Indigenous rights and the ‘harmony olympics’

Tessa Morris-Suzuki*

*Corresponding author for this work

    Research output: Contribution to journalArticlepeer-review

    2 Citations (Scopus)


    The dynamics of Japan’s indigenous rights struggles are not well understood, but the 2020 Tokyo games may spark serious debate on restoring and promoting the social, cultural, economic and political rights of the Ainu people. It appears that people from throughout Japan and the worl d curi ous about Ainu culture may be disappointed in the Olympic ceremonies and the new Upopoy National Ainu Museum and Park that opens in 2020. The Olympic moment offers an opportunity to embrace diversity, but probably will highlight the limits of the Japanese state’s willingness to recognise the rights of Ainu as indigenous people.

    Original languageEnglish
    Article number5346
    Pages (from-to)1-8
    Number of pages8
    JournalAsia-Pacific Journal: Japan Focus
    Issue number4
    Publication statusPublished - 2020

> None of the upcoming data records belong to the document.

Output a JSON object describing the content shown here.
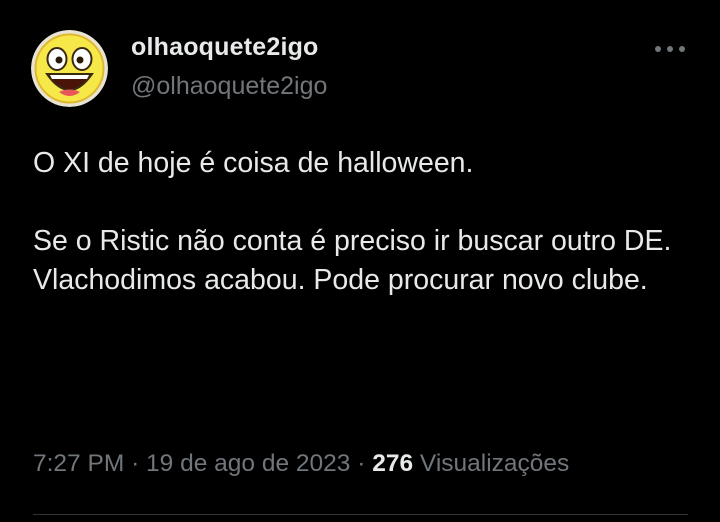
{
  "author": {
    "display_name": "olhaoquete2igo",
    "handle": "@olhaoquete2igo",
    "avatar_icon": "awesome-smiley-face-icon"
  },
  "more_icon": "more-options-icon",
  "tweet": {
    "lines": [
      "O XI de hoje é coisa de halloween.",
      "Se o Ristic não conta é preciso ir buscar outro DE.",
      "Vlachodimos acabou. Pode procurar novo clube."
    ]
  },
  "meta": {
    "time": "7:27 PM",
    "separator": "·",
    "date": "19 de ago de 2023",
    "views_count": "276",
    "views_label": "Visualizações"
  },
  "colors": {
    "background": "#000000",
    "primary_text": "#e7e9ea",
    "secondary_text": "#71767b",
    "divider": "#2f3336"
  }
}
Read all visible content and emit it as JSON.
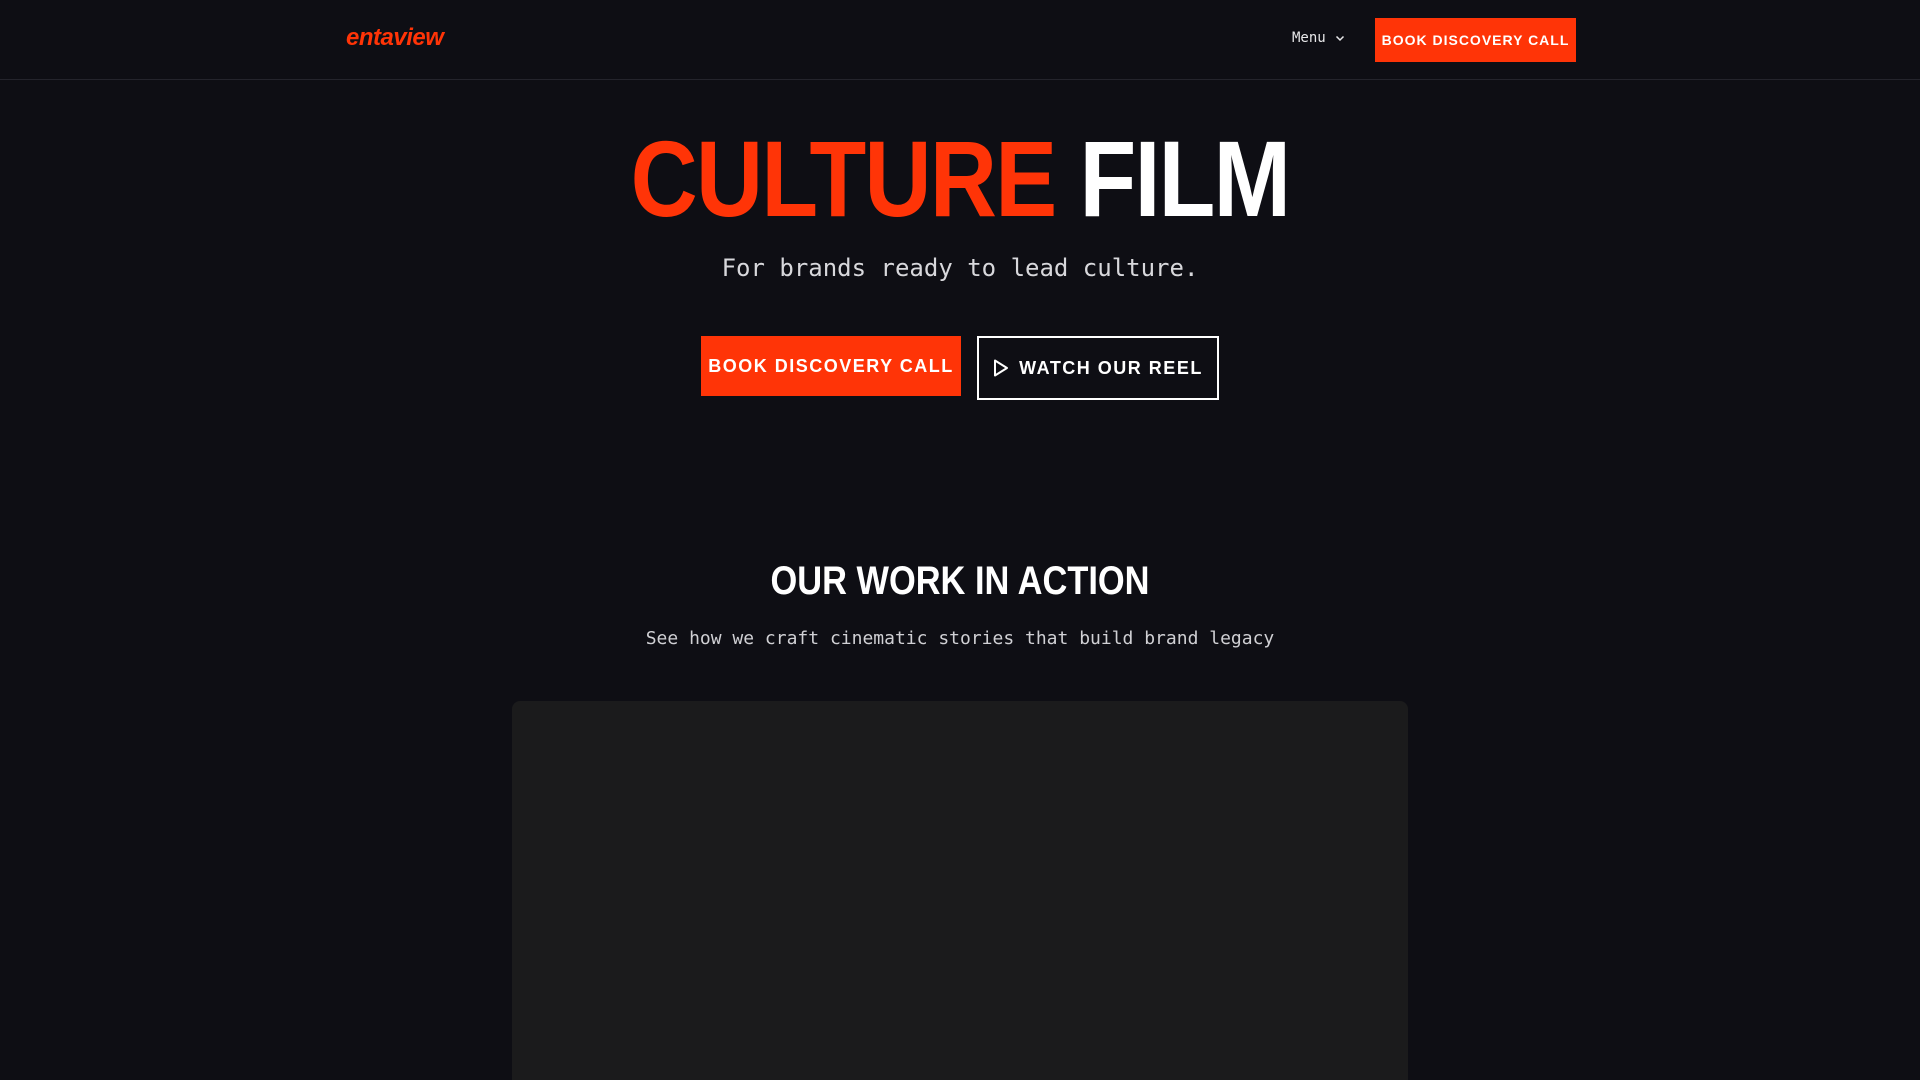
{
  "header": {
    "logo": "entaview",
    "menu_label": "Menu",
    "cta_label": "BOOK DISCOVERY CALL"
  },
  "hero": {
    "title_accent": "CULTURE",
    "title_plain": "FILM",
    "subtitle": "For brands ready to lead culture.",
    "primary_button": "BOOK DISCOVERY CALL",
    "secondary_button": "WATCH OUR REEL"
  },
  "work_section": {
    "title": "OUR WORK IN ACTION",
    "subtitle": "See how we craft cinematic stories that build brand legacy"
  },
  "icons": {
    "menu_chevron": "chevron-down-icon",
    "reel_play": "play-icon"
  },
  "colors": {
    "accent": "#ff3407",
    "background": "#0e0e14",
    "video_placeholder": "#1b1b1c"
  }
}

    Dive into the research topics of 'Indigenous rights and the ‘harmony olympics’'. Together they form a unique fingerprint.

    Cite this